Recorded data
########################################

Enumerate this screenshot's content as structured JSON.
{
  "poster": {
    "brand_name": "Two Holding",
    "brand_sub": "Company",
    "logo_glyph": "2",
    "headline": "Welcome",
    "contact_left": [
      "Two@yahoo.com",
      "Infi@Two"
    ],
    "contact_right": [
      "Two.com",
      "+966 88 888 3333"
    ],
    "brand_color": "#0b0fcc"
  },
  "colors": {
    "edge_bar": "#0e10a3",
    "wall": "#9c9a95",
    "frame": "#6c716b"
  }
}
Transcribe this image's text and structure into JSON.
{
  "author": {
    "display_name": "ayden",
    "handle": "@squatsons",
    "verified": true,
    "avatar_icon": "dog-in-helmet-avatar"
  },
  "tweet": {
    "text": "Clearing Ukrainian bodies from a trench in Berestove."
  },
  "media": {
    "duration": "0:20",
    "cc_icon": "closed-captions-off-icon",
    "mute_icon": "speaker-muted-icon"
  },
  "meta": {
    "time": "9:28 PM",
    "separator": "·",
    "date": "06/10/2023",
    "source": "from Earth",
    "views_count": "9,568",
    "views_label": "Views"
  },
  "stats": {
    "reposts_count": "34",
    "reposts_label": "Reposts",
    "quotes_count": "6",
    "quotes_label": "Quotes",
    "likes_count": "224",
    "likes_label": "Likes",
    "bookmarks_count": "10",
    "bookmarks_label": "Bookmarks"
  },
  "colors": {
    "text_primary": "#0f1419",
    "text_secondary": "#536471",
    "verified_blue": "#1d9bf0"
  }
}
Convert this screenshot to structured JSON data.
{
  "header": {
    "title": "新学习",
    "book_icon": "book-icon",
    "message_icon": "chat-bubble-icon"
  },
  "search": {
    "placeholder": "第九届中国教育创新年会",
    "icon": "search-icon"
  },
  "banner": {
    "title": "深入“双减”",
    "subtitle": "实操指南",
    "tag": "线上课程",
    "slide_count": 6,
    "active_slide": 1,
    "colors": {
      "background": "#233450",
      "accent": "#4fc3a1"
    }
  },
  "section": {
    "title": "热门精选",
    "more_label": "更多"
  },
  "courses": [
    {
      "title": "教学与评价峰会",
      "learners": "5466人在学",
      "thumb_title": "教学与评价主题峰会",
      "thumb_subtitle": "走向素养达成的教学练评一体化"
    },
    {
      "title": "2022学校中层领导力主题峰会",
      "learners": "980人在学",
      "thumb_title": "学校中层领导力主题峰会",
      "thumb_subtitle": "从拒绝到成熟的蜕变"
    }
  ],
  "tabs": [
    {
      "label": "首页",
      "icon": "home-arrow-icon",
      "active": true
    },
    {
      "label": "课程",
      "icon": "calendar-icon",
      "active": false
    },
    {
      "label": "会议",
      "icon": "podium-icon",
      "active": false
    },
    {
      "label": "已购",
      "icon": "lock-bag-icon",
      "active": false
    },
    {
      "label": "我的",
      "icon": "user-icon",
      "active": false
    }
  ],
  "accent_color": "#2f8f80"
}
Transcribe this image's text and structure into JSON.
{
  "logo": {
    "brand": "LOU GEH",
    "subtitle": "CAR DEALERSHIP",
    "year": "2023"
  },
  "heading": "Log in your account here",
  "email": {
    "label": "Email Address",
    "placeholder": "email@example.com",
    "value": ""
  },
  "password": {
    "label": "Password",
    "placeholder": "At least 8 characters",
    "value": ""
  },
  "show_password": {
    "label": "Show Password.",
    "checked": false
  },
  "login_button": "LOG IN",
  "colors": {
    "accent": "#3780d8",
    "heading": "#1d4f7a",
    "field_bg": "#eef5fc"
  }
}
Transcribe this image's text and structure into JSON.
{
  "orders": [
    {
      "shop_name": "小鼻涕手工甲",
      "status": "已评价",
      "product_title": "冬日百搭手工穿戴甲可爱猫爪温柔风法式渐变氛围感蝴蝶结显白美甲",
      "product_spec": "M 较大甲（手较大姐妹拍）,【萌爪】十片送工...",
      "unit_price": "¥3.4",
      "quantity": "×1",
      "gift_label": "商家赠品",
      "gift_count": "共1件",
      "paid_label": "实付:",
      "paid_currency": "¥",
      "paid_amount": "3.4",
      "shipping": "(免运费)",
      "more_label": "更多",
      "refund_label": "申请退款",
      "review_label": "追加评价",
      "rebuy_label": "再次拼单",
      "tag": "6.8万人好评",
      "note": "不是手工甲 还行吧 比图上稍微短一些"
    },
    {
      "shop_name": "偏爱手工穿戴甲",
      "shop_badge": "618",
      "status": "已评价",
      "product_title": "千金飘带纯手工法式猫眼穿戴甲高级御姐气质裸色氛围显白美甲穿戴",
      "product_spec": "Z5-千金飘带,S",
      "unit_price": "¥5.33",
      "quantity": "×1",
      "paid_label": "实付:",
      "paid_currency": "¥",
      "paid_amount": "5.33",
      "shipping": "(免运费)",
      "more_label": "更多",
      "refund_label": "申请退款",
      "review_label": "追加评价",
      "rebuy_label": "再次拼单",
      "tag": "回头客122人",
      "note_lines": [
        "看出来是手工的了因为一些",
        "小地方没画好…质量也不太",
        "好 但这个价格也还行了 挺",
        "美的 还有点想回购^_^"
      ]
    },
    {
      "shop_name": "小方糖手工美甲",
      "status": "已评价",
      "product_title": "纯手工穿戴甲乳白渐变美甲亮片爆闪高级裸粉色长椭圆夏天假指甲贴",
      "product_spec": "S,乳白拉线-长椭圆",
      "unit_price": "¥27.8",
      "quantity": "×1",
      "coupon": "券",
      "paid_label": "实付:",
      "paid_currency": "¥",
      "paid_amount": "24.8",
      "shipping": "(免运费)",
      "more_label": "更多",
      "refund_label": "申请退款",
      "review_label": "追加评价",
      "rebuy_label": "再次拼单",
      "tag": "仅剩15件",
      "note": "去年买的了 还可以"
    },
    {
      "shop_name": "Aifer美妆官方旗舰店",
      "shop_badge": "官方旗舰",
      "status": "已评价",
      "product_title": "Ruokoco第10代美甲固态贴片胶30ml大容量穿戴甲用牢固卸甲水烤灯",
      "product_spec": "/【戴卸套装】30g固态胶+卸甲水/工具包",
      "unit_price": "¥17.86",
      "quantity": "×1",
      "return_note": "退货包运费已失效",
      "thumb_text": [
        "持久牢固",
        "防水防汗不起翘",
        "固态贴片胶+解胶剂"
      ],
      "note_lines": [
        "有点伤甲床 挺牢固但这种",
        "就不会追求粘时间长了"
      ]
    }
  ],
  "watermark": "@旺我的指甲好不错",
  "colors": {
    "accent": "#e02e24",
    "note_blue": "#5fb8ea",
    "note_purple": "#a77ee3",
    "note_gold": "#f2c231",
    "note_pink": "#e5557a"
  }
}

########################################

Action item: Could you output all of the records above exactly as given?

Response to this exercise:
Enumerate this screenshot's content as structured JSON.
{
  "poster": {
    "brand_name": "Two Holding",
    "brand_sub": "Company",
    "logo_glyph": "2",
    "headline": "Welcome",
    "contact_left": [
      "Two@yahoo.com",
      "Infi@Two"
    ],
    "contact_right": [
      "Two.com",
      "+966 88 888 3333"
    ],
    "brand_color": "#0b0fcc"
  },
  "colors": {
    "edge_bar": "#0e10a3",
    "wall": "#9c9a95",
    "frame": "#6c716b"
  }
}
Transcribe this image's text and structure into JSON.
{
  "author": {
    "display_name": "ayden",
    "handle": "@squatsons",
    "verified": true,
    "avatar_icon": "dog-in-helmet-avatar"
  },
  "tweet": {
    "text": "Clearing Ukrainian bodies from a trench in Berestove."
  },
  "media": {
    "duration": "0:20",
    "cc_icon": "closed-captions-off-icon",
    "mute_icon": "speaker-muted-icon"
  },
  "meta": {
    "time": "9:28 PM",
    "separator": "·",
    "date": "06/10/2023",
    "source": "from Earth",
    "views_count": "9,568",
    "views_label": "Views"
  },
  "stats": {
    "reposts_count": "34",
    "reposts_label": "Reposts",
    "quotes_count": "6",
    "quotes_label": "Quotes",
    "likes_count": "224",
    "likes_label": "Likes",
    "bookmarks_count": "10",
    "bookmarks_label": "Bookmarks"
  },
  "colors": {
    "text_primary": "#0f1419",
    "text_secondary": "#536471",
    "verified_blue": "#1d9bf0"
  }
}
Convert this screenshot to structured JSON data.
{
  "header": {
    "title": "新学习",
    "book_icon": "book-icon",
    "message_icon": "chat-bubble-icon"
  },
  "search": {
    "placeholder": "第九届中国教育创新年会",
    "icon": "search-icon"
  },
  "banner": {
    "title": "深入“双减”",
    "subtitle": "实操指南",
    "tag": "线上课程",
    "slide_count": 6,
    "active_slide": 1,
    "colors": {
      "background": "#233450",
      "accent": "#4fc3a1"
    }
  },
  "section": {
    "title": "热门精选",
    "more_label": "更多"
  },
  "courses": [
    {
      "title": "教学与评价峰会",
      "learners": "5466人在学",
      "thumb_title": "教学与评价主题峰会",
      "thumb_subtitle": "走向素养达成的教学练评一体化"
    },
    {
      "title": "2022学校中层领导力主题峰会",
      "learners": "980人在学",
      "thumb_title": "学校中层领导力主题峰会",
      "thumb_subtitle": "从拒绝到成熟的蜕变"
    }
  ],
  "tabs": [
    {
      "label": "首页",
      "icon": "home-arrow-icon",
      "active": true
    },
    {
      "label": "课程",
      "icon": "calendar-icon",
      "active": false
    },
    {
      "label": "会议",
      "icon": "podium-icon",
      "active": false
    },
    {
      "label": "已购",
      "icon": "lock-bag-icon",
      "active": false
    },
    {
      "label": "我的",
      "icon": "user-icon",
      "active": false
    }
  ],
  "accent_color": "#2f8f80"
}
Transcribe this image's text and structure into JSON.
{
  "logo": {
    "brand": "LOU GEH",
    "subtitle": "CAR DEALERSHIP",
    "year": "2023"
  },
  "heading": "Log in your account here",
  "email": {
    "label": "Email Address",
    "placeholder": "email@example.com",
    "value": ""
  },
  "password": {
    "label": "Password",
    "placeholder": "At least 8 characters",
    "value": ""
  },
  "show_password": {
    "label": "Show Password.",
    "checked": false
  },
  "login_button": "LOG IN",
  "colors": {
    "accent": "#3780d8",
    "heading": "#1d4f7a",
    "field_bg": "#eef5fc"
  }
}
Transcribe this image's text and structure into JSON.
{
  "orders": [
    {
      "shop_name": "小鼻涕手工甲",
      "status": "已评价",
      "product_title": "冬日百搭手工穿戴甲可爱猫爪温柔风法式渐变氛围感蝴蝶结显白美甲",
      "product_spec": "M 较大甲（手较大姐妹拍）,【萌爪】十片送工...",
      "unit_price": "¥3.4",
      "quantity": "×1",
      "gift_label": "商家赠品",
      "gift_count": "共1件",
      "paid_label": "实付:",
      "paid_currency": "¥",
      "paid_amount": "3.4",
      "shipping": "(免运费)",
      "more_label": "更多",
      "refund_label": "申请退款",
      "review_label": "追加评价",
      "rebuy_label": "再次拼单",
      "tag": "6.8万人好评",
      "note": "不是手工甲 还行吧 比图上稍微短一些"
    },
    {
      "shop_name": "偏爱手工穿戴甲",
      "shop_badge": "618",
      "status": "已评价",
      "product_title": "千金飘带纯手工法式猫眼穿戴甲高级御姐气质裸色氛围显白美甲穿戴",
      "product_spec": "Z5-千金飘带,S",
      "unit_price": "¥5.33",
      "quantity": "×1",
      "paid_label": "实付:",
      "paid_currency": "¥",
      "paid_amount": "5.33",
      "shipping": "(免运费)",
      "more_label": "更多",
      "refund_label": "申请退款",
      "review_label": "追加评价",
      "rebuy_label": "再次拼单",
      "tag": "回头客122人",
      "note_lines": [
        "看出来是手工的了因为一些",
        "小地方没画好…质量也不太",
        "好 但这个价格也还行了 挺",
        "美的 还有点想回购^_^"
      ]
    },
    {
      "shop_name": "小方糖手工美甲",
      "status": "已评价",
      "product_title": "纯手工穿戴甲乳白渐变美甲亮片爆闪高级裸粉色长椭圆夏天假指甲贴",
      "product_spec": "S,乳白拉线-长椭圆",
      "unit_price": "¥27.8",
      "quantity": "×1",
      "coupon": "券",
      "paid_label": "实付:",
      "paid_currency": "¥",
      "paid_amount": "24.8",
      "shipping": "(免运费)",
      "more_label": "更多",
      "refund_label": "申请退款",
      "review_label": "追加评价",
      "rebuy_label": "再次拼单",
      "tag": "仅剩15件",
      "note": "去年买的了 还可以"
    },
    {
      "shop_name": "Aifer美妆官方旗舰店",
      "shop_badge": "官方旗舰",
      "status": "已评价",
      "product_title": "Ruokoco第10代美甲固态贴片胶30ml大容量穿戴甲用牢固卸甲水烤灯",
      "product_spec": "/【戴卸套装】30g固态胶+卸甲水/工具包",
      "unit_price": "¥17.86",
      "quantity": "×1",
      "return_note": "退货包运费已失效",
      "thumb_text": [
        "持久牢固",
        "防水防汗不起翘",
        "固态贴片胶+解胶剂"
      ],
      "note_lines": [
        "有点伤甲床 挺牢固但这种",
        "就不会追求粘时间长了"
      ]
    }
  ],
  "watermark": "@旺我的指甲好不错",
  "colors": {
    "accent": "#e02e24",
    "note_blue": "#5fb8ea",
    "note_purple": "#a77ee3",
    "note_gold": "#f2c231",
    "note_pink": "#e5557a"
  }
}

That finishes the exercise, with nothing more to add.